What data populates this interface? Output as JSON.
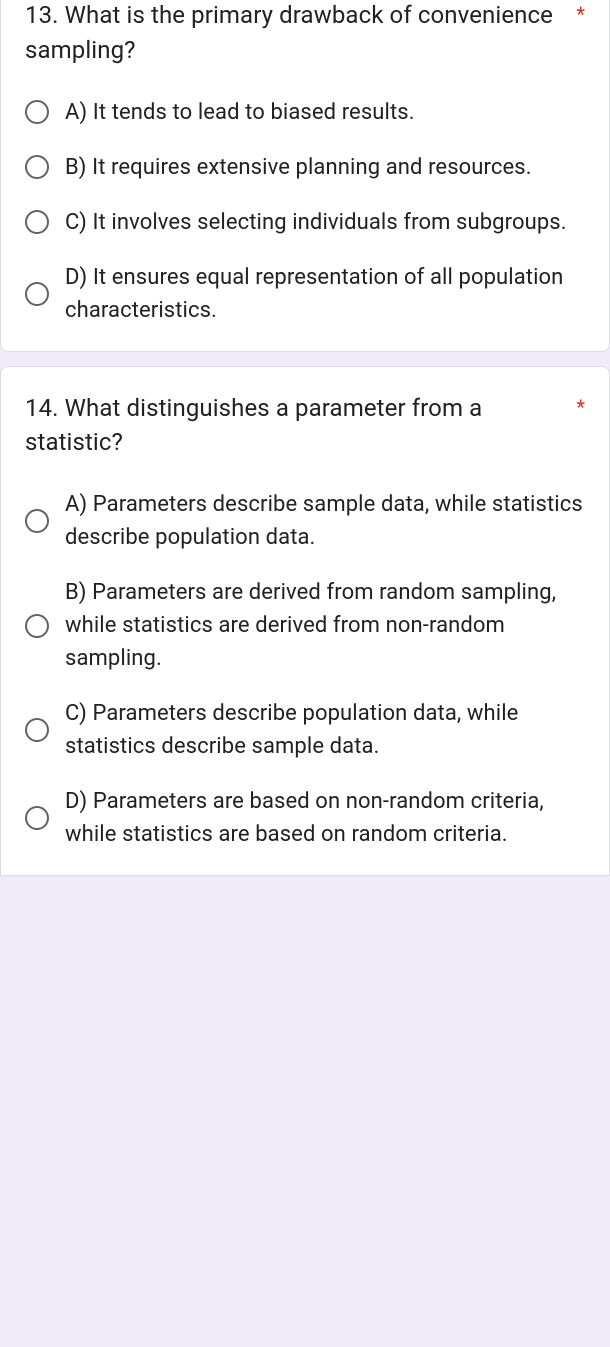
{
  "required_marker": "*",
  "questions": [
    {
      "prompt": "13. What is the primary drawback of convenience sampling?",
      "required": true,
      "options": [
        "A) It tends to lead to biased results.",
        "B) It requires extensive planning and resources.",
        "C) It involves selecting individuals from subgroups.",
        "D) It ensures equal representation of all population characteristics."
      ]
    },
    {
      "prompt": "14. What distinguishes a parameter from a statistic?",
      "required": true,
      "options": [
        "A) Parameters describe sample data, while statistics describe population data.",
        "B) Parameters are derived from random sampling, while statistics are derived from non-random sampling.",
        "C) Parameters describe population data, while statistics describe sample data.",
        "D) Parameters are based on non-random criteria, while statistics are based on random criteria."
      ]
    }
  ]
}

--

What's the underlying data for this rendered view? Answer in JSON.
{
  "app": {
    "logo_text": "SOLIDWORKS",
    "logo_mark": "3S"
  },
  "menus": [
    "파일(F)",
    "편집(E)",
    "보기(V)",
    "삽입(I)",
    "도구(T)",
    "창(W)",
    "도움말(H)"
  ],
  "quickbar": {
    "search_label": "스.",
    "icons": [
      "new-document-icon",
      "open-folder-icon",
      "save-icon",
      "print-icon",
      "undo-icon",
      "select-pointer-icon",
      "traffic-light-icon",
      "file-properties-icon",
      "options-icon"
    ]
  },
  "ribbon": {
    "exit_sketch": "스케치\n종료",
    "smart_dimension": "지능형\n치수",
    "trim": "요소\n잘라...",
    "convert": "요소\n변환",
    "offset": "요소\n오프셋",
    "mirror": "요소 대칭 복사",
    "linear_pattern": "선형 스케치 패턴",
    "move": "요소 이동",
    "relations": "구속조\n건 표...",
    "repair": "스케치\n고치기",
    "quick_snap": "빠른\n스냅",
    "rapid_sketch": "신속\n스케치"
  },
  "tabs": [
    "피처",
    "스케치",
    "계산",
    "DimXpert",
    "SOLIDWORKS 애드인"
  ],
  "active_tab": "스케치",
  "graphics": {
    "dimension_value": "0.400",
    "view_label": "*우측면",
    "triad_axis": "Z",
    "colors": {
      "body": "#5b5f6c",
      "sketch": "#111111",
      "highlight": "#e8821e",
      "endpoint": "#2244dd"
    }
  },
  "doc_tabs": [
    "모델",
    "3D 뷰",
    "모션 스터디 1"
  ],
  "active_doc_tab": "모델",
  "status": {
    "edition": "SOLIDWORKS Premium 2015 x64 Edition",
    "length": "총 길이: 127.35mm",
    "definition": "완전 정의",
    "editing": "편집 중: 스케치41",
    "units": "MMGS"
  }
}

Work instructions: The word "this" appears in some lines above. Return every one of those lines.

Response:
What data populates this interface? Output as JSON.
What's the underlying data for this rendered view? Answer in JSON.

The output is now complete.